There is an undeniable skill in the way that Bigelow continues to raise the suspense, the doubt, and the awareness of the audience to the all-too-possible fatal outcome of every single encounter. The film is edited so skillfully that even the quick cuts that these days can seem so forced, don’t. And Bigelow is not afraid to linger, to examine her characters, and allow the audience a moment to take in the emotions swirling inside them: the fear, the anxiety, and even the adrenaline. She’s as interested in their internal struggles as she is their external ones. The film is also not just about the action and suspense. It’s worried with the way in which we as humans approach the idea of war itself. Bigelow is not afraid to be both upfront in her approach to the idea of war being not simply a way to die, but as a way to live. Things like “war is a drug,” Jeremy Renner’s character and his attachment to the thrill of bomb diffusion, and notice even the fact that in one seen, Eldridge is playing the video game “Gears of War.” Is war nothing but a game? Whether or not Bigelow is trying to answer this question, she is certainly looking at the gears that make war turn.

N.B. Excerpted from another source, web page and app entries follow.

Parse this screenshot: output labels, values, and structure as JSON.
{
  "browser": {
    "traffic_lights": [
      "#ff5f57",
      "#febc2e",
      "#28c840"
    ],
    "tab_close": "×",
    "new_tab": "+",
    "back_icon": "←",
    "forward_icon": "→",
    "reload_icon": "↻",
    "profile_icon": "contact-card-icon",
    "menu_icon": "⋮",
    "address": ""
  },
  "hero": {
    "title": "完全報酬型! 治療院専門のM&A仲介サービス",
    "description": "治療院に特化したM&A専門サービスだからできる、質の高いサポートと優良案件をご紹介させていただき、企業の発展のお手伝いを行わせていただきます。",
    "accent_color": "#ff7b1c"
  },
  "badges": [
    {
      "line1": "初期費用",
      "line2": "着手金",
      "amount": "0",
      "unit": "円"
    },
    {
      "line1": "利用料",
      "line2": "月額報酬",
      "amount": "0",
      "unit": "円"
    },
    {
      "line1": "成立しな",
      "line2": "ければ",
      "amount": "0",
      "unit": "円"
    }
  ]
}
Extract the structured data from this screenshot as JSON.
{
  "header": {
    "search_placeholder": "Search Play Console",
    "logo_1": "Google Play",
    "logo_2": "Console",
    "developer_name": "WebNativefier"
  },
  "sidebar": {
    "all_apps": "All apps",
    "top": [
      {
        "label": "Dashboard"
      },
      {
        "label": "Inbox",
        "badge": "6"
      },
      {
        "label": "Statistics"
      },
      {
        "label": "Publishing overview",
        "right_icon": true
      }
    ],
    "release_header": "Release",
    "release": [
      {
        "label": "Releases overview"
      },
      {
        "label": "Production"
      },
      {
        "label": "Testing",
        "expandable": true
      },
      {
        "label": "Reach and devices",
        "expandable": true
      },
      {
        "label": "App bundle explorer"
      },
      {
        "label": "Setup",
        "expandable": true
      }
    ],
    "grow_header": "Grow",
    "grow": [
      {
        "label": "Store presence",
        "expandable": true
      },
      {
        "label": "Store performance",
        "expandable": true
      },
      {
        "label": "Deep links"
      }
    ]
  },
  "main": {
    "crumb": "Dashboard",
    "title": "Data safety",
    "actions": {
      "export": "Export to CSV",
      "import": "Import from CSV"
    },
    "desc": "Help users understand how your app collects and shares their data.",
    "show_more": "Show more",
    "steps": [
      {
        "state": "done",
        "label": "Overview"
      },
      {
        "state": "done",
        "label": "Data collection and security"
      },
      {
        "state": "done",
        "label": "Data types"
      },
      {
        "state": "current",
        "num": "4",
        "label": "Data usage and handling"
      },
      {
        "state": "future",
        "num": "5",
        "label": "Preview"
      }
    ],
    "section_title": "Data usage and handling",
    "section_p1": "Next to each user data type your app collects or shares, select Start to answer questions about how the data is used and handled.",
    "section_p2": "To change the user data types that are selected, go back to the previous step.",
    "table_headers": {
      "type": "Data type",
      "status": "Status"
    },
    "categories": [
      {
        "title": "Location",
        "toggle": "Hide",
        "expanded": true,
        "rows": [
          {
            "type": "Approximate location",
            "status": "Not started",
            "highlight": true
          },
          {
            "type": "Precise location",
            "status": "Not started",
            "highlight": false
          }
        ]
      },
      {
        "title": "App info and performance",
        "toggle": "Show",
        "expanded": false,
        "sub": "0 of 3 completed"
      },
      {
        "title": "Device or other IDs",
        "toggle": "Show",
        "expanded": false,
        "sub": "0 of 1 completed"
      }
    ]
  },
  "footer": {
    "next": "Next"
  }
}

The Hurt Locker will go down as one of the great films of the decade, and will be remembered as the Platoon of this generation. Like Platoon, The Hurt Locker takes an honest yet uncompromising look at the conflict it’s depicting. It does not try to whitewash the realities, but at the same time refuses to apply a simplistic liberal or conservative interpretation of the conflict. Part of me feels as though this review doesn’t do justice to the film itself, and that it really must be seen to be understood in its entirety. The first time I saw it, I was humbled by the skill of its acting, directing, editing, and overall execution. The second time I saw it, my appreciation for those things was not only heightened, but I was awed by the sad and true power it leaves you with. Here at home in the United States, the conflicts in the Middle East are debated endlessly on political terms. But The Hurt Locker reminds us that over there, it’s not about politics. It’s not about shades of black of white, but really, shades of gray.